Michelle Williams is dedicated to bringing that spirit to southern Dallas. She's leading a branch of the Dallas Entrepreneur Center opening soon as part of the re-imagined Red Bird Mall.

Interview Highlights: Michelle Williams...

...On what an entrepreneur center does:

Our mission is to help entrepreneurs start, build and grow their businesses. We have businesses from all industries, and I think that that’s a common misconception that entrepreneur centers are accelerators specifically focused on tech because that’s what's sexy, but we have all type of entrepreneurs.

...On bolstering south Dallas through initiatives like this:

Entrepreneurship does not look any different in southern Dallas than in any other part of Dallas. Most studies show that urban communities, specifically low- and moderate-income communities, are more entrepreneurial — because they have to be. They have to find ways to supplement their income. They have to find ways to ends meet. So you see what we like to call "side hustles." You have your nine-to-five [job] and then afterwards, maybe you fix cars on the side or fix iPhone screens or bake cakes ... a number of different things. 

"When you build something that is a direct response of the community, you then fulfill what the vision of Grow South is."

I don’t necessarily see the entrepreneur center as going in and being the savior: "Oh, let's create something that doesn't exist there." It’s more: "Let’s legitimize what we already see happening in the community" and provide ways and outlets for people to grow, expand, get the knowledge that they need, get the resources that they need, maybe think about their businesses in a different way, maybe look at their skill sets, and see how that’s transferable into other ways of bringing income into their families and into their homes.

...On how the center fulfills a need in southern Dallas:

The Entrepreneur Center at Red Bird came because the community asked for it. It wasn’t just a wild idea that somebody had.
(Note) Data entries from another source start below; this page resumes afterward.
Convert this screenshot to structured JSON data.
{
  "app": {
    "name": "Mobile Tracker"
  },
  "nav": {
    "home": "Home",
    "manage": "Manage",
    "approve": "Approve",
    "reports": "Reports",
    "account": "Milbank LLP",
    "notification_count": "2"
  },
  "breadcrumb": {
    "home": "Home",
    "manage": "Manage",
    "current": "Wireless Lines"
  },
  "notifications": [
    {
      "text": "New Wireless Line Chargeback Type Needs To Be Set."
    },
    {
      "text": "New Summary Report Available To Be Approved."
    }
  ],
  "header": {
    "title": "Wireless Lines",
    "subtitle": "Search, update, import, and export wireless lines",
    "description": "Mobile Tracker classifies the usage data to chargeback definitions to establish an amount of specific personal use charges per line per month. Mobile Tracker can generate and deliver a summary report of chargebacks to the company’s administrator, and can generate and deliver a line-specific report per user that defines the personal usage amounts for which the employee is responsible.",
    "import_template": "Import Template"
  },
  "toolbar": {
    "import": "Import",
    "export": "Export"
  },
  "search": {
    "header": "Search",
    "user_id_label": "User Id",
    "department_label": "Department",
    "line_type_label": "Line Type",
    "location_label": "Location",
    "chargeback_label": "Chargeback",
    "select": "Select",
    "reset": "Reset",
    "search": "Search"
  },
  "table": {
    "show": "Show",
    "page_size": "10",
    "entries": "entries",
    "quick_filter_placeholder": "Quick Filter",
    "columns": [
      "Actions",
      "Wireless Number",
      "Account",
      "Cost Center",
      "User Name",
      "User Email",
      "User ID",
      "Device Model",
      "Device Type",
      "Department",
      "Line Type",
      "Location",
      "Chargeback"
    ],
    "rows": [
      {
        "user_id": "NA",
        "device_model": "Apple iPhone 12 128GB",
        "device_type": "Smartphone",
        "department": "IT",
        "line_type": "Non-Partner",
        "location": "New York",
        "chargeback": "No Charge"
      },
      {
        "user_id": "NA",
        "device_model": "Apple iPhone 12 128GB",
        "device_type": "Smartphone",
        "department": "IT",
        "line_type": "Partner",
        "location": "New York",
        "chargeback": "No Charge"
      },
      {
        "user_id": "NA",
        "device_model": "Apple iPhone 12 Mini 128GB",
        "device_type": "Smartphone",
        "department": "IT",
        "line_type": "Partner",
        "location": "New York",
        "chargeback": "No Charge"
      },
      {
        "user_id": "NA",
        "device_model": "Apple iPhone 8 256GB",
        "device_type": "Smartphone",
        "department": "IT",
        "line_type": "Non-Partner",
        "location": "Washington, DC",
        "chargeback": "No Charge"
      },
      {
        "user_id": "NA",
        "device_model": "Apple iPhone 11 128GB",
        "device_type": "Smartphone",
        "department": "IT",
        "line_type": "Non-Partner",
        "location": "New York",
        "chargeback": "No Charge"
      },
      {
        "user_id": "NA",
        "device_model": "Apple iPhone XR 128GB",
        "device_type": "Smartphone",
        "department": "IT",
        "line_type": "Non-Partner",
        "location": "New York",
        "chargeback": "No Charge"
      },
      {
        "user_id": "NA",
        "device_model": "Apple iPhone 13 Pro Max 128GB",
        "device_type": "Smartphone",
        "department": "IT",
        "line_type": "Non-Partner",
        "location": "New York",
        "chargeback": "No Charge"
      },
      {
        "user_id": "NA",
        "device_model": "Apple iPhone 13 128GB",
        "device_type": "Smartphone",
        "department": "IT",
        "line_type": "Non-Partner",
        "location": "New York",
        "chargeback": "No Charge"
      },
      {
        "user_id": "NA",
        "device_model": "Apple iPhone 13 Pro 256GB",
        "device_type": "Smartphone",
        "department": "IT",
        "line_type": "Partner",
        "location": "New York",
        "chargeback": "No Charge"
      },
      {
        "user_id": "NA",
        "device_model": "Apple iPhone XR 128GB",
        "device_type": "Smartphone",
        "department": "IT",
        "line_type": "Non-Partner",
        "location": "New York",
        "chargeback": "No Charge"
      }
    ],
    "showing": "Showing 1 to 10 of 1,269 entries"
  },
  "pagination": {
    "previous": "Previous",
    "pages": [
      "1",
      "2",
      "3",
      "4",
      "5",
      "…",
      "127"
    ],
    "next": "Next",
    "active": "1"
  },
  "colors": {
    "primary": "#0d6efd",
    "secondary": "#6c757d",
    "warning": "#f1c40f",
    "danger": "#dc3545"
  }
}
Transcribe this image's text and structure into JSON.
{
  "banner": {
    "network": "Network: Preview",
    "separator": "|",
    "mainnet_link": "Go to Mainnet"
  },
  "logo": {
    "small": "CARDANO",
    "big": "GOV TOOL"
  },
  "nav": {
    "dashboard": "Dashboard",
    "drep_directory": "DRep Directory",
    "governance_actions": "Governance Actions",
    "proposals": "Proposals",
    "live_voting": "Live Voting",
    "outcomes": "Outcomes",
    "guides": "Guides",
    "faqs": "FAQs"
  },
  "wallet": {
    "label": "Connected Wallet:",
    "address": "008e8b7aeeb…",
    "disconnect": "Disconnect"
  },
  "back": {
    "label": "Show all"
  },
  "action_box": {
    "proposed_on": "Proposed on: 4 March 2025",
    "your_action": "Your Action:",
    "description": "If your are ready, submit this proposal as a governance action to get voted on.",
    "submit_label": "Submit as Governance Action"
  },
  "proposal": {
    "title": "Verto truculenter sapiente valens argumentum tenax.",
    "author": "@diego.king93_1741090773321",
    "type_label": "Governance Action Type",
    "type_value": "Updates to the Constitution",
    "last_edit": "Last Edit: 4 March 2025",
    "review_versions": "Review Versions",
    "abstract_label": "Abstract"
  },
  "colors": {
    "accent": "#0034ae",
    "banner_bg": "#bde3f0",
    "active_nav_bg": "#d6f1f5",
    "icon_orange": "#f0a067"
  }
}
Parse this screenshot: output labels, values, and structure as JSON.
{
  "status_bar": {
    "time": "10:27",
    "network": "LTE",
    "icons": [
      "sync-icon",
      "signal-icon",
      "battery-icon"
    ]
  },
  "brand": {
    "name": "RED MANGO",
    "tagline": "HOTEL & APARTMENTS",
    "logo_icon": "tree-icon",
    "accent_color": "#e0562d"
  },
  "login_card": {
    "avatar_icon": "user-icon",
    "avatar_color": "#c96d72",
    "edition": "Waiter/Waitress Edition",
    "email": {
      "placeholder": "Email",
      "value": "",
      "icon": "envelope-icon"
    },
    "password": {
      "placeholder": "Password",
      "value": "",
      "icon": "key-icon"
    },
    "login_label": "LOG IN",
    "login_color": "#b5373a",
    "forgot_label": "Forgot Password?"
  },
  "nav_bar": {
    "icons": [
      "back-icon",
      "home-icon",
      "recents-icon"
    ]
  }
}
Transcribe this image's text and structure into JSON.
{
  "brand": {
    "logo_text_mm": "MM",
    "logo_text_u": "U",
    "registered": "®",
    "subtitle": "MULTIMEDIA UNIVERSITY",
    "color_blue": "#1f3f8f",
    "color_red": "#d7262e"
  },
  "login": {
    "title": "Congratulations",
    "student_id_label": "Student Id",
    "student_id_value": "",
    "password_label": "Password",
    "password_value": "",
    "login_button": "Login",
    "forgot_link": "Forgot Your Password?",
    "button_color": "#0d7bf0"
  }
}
When you build something that is a direct response of the community, you then fulfill what the vision of Grow South is. The vision of Grow South is to essentially stop ignoring the southern sector.

In order to stop ignoring the southern sector, it does not come from us bringing our good ideas and plopping them into the southern sector. It comes from actually exalting and listening to and empowering the people that know what they need in their communities, and responding to that. So I see this as a project that is doing just that.

This interview has been edited for brevity and clarity.

Gus Contreras is a digital producer and reporter at KERA News. Gus produces the local All Things Considered segment and reports on a variety of topics from, sports to immigration. He was an intern and production assistant for All Things Considered in Washington D.C.
Former KERA staffer Krystina Martinez was an assistant producer. She produced local content for Morning Edition and She also produced The Friday Conversation, a weekly series of conversations with North Texas newsmakers. Krystina was also the backup newscaster for the Texas Standard.
Rick Holter was KERA's vice president of news. He oversaw news coverage on all of KERA's platforms – radio, digital and television. Under his leadership, KERA News earned more than 200 local, regional and national awards, including the station's first two national Edward R. Murrow Awards. He and the KERA News staff were also part of NPR's Ebola-coverage team that won a George Foster Peabody Award, broadcasting's highest honor.